**TASK DESCRIPTION**
Give back all the data below exactly as it is shown.

>>>

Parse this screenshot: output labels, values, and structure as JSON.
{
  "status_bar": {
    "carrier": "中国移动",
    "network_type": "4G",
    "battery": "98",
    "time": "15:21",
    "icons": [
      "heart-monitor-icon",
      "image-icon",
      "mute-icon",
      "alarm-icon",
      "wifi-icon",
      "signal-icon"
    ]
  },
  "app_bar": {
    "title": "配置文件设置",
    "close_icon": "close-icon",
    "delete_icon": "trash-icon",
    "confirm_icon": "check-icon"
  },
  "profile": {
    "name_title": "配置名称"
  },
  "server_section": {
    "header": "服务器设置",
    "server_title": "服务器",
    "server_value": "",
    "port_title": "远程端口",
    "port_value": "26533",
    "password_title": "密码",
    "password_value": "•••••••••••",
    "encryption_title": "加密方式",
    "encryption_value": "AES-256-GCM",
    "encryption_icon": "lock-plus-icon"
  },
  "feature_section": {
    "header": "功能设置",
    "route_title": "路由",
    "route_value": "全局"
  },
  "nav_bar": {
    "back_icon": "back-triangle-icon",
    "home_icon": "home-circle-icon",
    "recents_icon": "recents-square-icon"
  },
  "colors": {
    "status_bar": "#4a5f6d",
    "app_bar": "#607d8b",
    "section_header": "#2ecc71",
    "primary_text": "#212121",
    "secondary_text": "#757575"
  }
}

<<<

**SOLUTION TO THIS PROBLEM**
Parse this screenshot: output labels, values, and structure as JSON.
{
  "status_bar": {
    "carrier": "中国移动",
    "network_type": "4G",
    "battery": "98",
    "time": "15:21",
    "icons": [
      "heart-monitor-icon",
      "image-icon",
      "mute-icon",
      "alarm-icon",
      "wifi-icon",
      "signal-icon"
    ]
  },
  "app_bar": {
    "title": "配置文件设置",
    "close_icon": "close-icon",
    "delete_icon": "trash-icon",
    "confirm_icon": "check-icon"
  },
  "profile": {
    "name_title": "配置名称"
  },
  "server_section": {
    "header": "服务器设置",
    "server_title": "服务器",
    "server_value": "",
    "port_title": "远程端口",
    "port_value": "26533",
    "password_title": "密码",
    "password_value": "•••••••••••",
    "encryption_title": "加密方式",
    "encryption_value": "AES-256-GCM",
    "encryption_icon": "lock-plus-icon"
  },
  "feature_section": {
    "header": "功能设置",
    "route_title": "路由",
    "route_value": "全局"
  },
  "nav_bar": {
    "back_icon": "back-triangle-icon",
    "home_icon": "home-circle-icon",
    "recents_icon": "recents-square-icon"
  },
  "colors": {
    "status_bar": "#4a5f6d",
    "app_bar": "#607d8b",
    "section_header": "#2ecc71",
    "primary_text": "#212121",
    "secondary_text": "#757575"
  }
}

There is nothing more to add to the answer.